Exercise requirements: Please retype every entry as written, and keep the pictures out.

Excerpts from a dataset
________

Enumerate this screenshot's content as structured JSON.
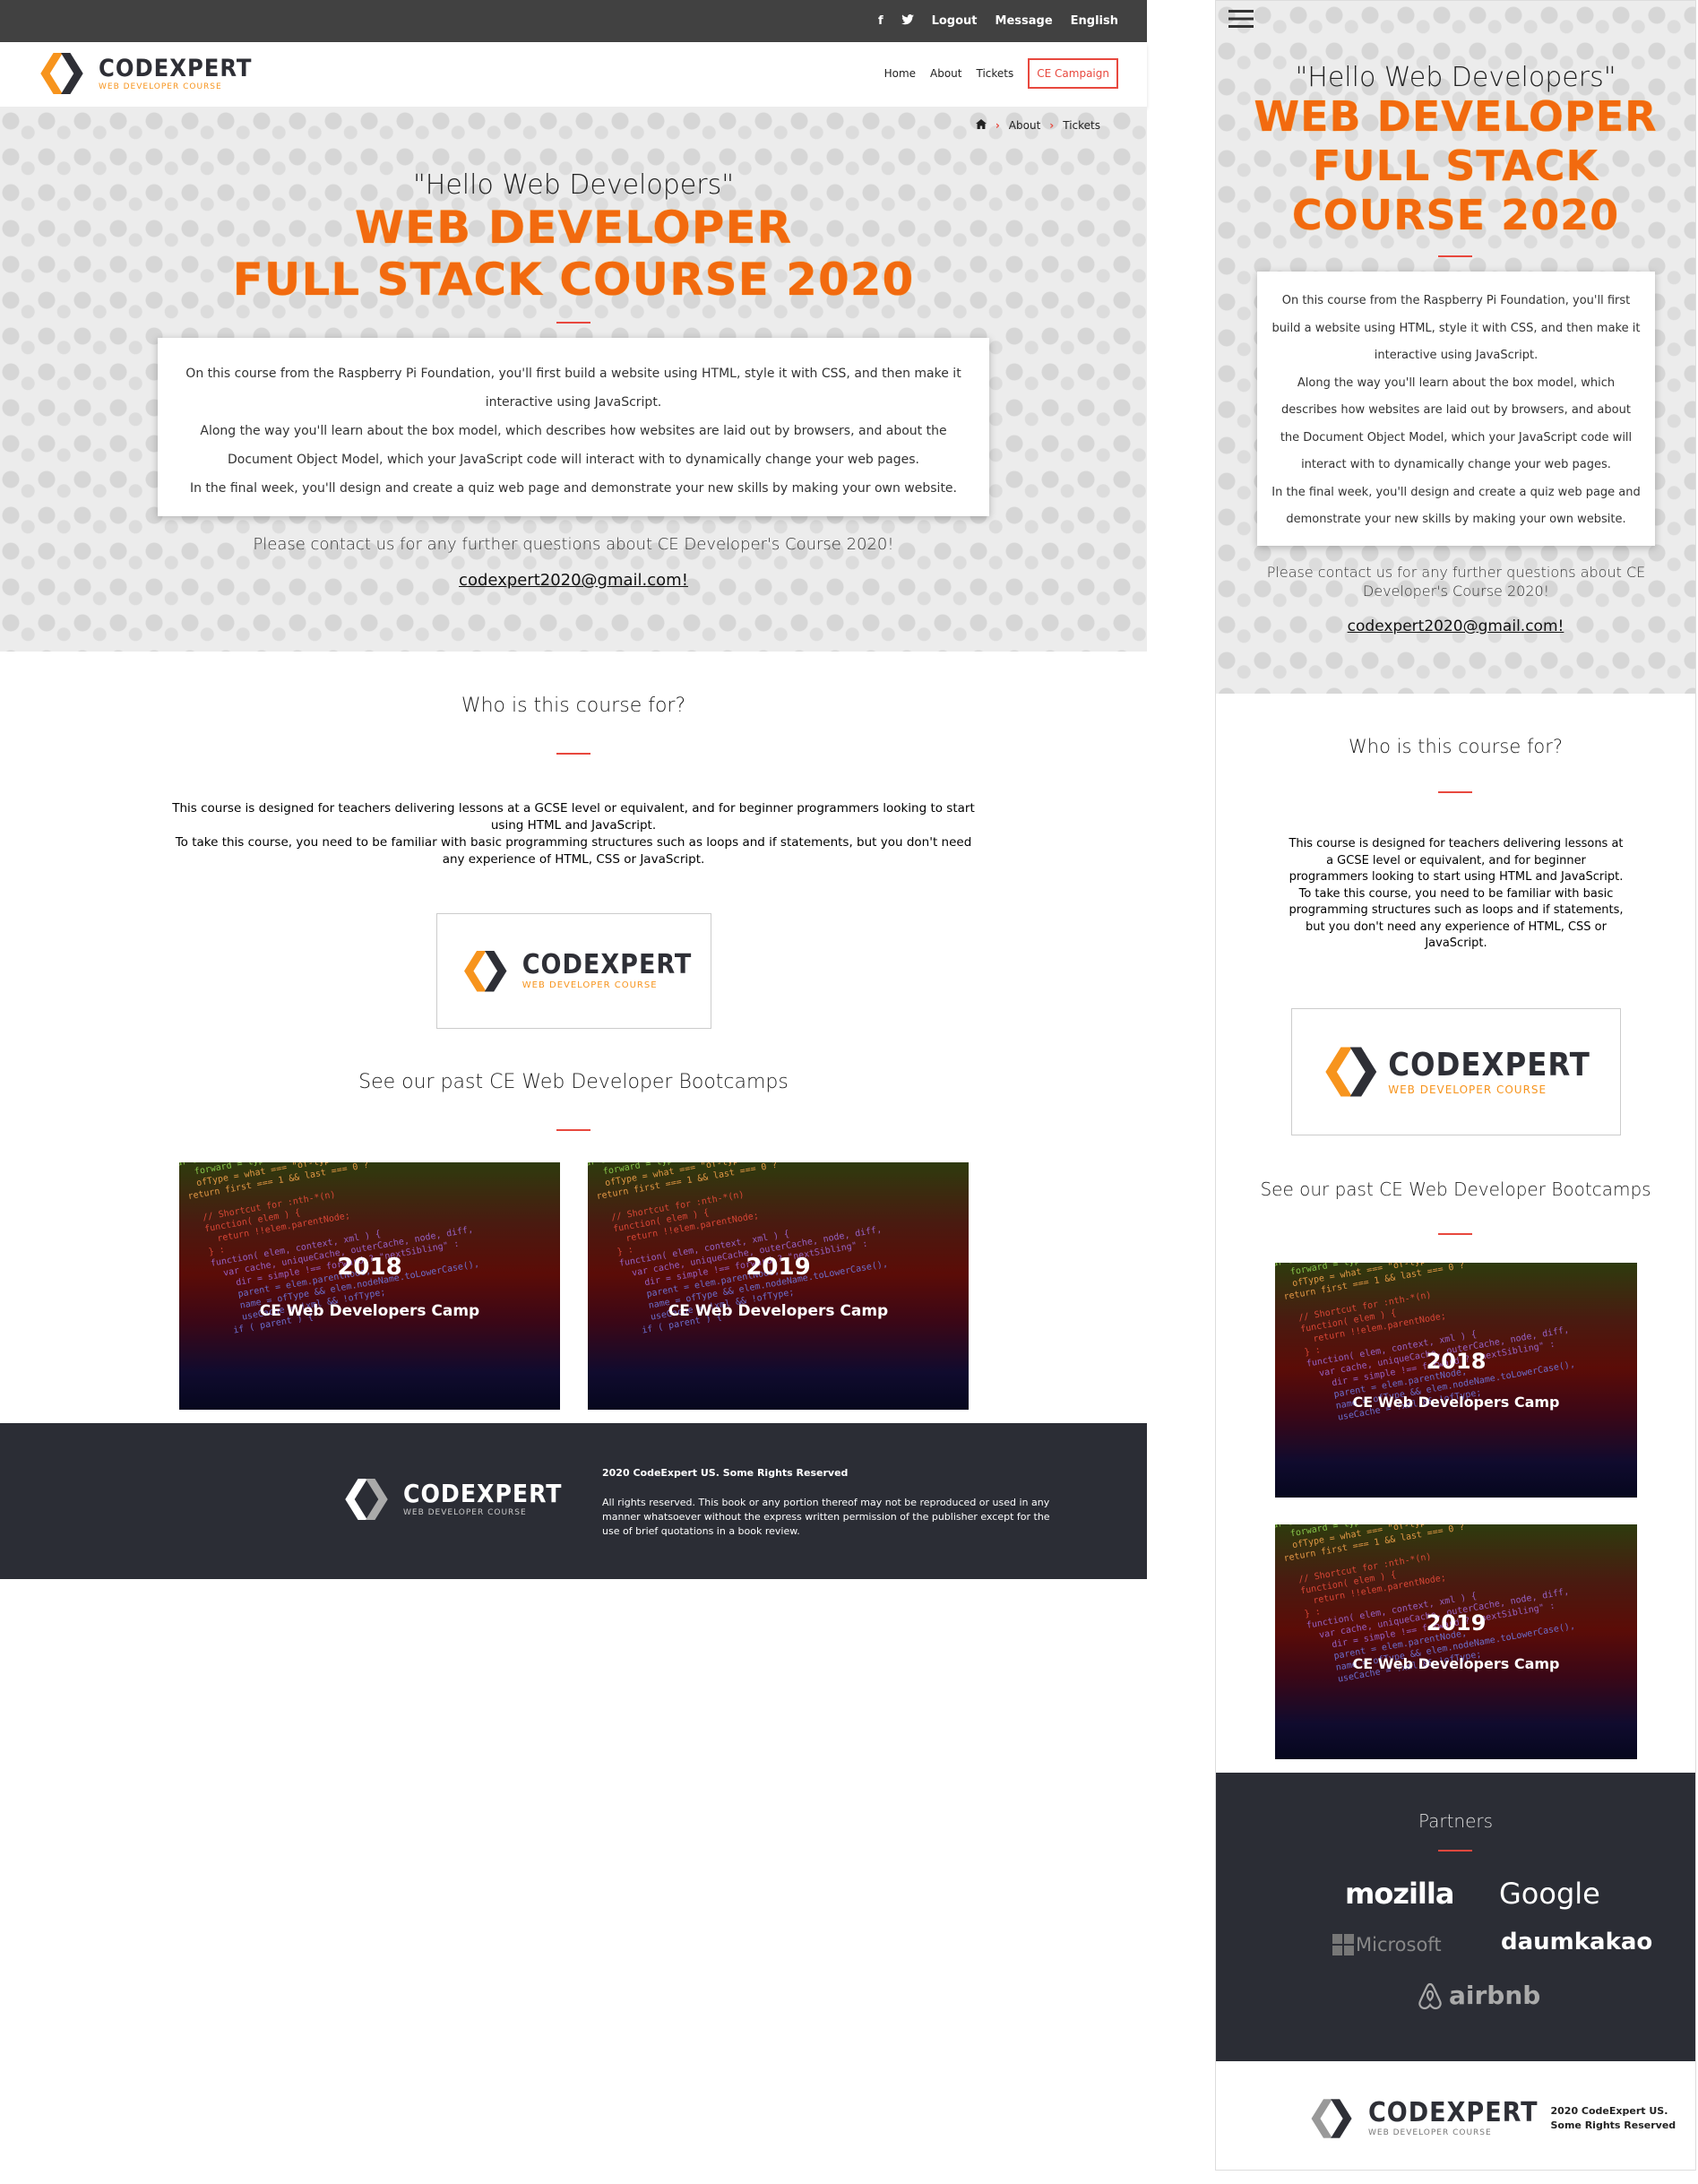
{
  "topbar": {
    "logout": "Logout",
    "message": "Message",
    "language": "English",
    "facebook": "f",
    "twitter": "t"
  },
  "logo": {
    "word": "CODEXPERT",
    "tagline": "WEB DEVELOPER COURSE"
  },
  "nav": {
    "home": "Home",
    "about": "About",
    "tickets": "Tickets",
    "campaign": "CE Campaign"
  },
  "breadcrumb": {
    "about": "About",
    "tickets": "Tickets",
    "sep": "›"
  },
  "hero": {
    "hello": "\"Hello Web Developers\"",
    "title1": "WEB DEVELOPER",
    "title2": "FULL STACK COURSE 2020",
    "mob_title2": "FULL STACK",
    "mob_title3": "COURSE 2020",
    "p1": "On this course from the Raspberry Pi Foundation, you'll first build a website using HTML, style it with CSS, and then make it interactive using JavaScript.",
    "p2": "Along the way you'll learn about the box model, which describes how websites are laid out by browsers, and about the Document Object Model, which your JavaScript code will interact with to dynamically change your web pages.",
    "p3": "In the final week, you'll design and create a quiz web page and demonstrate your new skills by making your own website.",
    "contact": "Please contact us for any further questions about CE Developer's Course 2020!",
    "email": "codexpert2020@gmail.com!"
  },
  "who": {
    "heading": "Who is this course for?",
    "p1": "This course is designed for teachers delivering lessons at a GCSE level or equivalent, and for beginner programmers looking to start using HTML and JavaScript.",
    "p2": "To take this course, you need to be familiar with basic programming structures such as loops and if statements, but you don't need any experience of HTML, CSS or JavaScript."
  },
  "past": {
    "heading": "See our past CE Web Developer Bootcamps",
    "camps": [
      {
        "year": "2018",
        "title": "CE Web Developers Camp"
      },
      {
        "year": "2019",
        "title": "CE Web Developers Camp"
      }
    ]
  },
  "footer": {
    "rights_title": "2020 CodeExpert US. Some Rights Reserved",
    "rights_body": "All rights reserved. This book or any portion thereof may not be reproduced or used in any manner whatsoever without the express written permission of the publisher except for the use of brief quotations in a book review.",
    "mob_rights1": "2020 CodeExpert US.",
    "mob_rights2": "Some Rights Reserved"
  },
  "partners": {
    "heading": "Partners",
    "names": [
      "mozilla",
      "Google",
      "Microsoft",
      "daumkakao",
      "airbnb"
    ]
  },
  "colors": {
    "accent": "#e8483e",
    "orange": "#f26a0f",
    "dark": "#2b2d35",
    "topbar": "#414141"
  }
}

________

Output of the exercise:
Enumerate this screenshot's content as structured JSON.
{
  "topbar": {
    "logout": "Logout",
    "message": "Message",
    "language": "English",
    "facebook": "f",
    "twitter": "t"
  },
  "logo": {
    "word": "CODEXPERT",
    "tagline": "WEB DEVELOPER COURSE"
  },
  "nav": {
    "home": "Home",
    "about": "About",
    "tickets": "Tickets",
    "campaign": "CE Campaign"
  },
  "breadcrumb": {
    "about": "About",
    "tickets": "Tickets",
    "sep": "›"
  },
  "hero": {
    "hello": "\"Hello Web Developers\"",
    "title1": "WEB DEVELOPER",
    "title2": "FULL STACK COURSE 2020",
    "mob_title2": "FULL STACK",
    "mob_title3": "COURSE 2020",
    "p1": "On this course from the Raspberry Pi Foundation, you'll first build a website using HTML, style it with CSS, and then make it interactive using JavaScript.",
    "p2": "Along the way you'll learn about the box model, which describes how websites are laid out by browsers, and about the Document Object Model, which your JavaScript code will interact with to dynamically change your web pages.",
    "p3": "In the final week, you'll design and create a quiz web page and demonstrate your new skills by making your own website.",
    "contact": "Please contact us for any further questions about CE Developer's Course 2020!",
    "email": "codexpert2020@gmail.com!"
  },
  "who": {
    "heading": "Who is this course for?",
    "p1": "This course is designed for teachers delivering lessons at a GCSE level or equivalent, and for beginner programmers looking to start using HTML and JavaScript.",
    "p2": "To take this course, you need to be familiar with basic programming structures such as loops and if statements, but you don't need any experience of HTML, CSS or JavaScript."
  },
  "past": {
    "heading": "See our past CE Web Developer Bootcamps",
    "camps": [
      {
        "year": "2018",
        "title": "CE Web Developers Camp"
      },
      {
        "year": "2019",
        "title": "CE Web Developers Camp"
      }
    ]
  },
  "footer": {
    "rights_title": "2020 CodeExpert US. Some Rights Reserved",
    "rights_body": "All rights reserved. This book or any portion thereof may not be reproduced or used in any manner whatsoever without the express written permission of the publisher except for the use of brief quotations in a book review.",
    "mob_rights1": "2020 CodeExpert US.",
    "mob_rights2": "Some Rights Reserved"
  },
  "partners": {
    "heading": "Partners",
    "names": [
      "mozilla",
      "Google",
      "Microsoft",
      "daumkakao",
      "airbnb"
    ]
  },
  "colors": {
    "accent": "#e8483e",
    "orange": "#f26a0f",
    "dark": "#2b2d35",
    "topbar": "#414141"
  }
}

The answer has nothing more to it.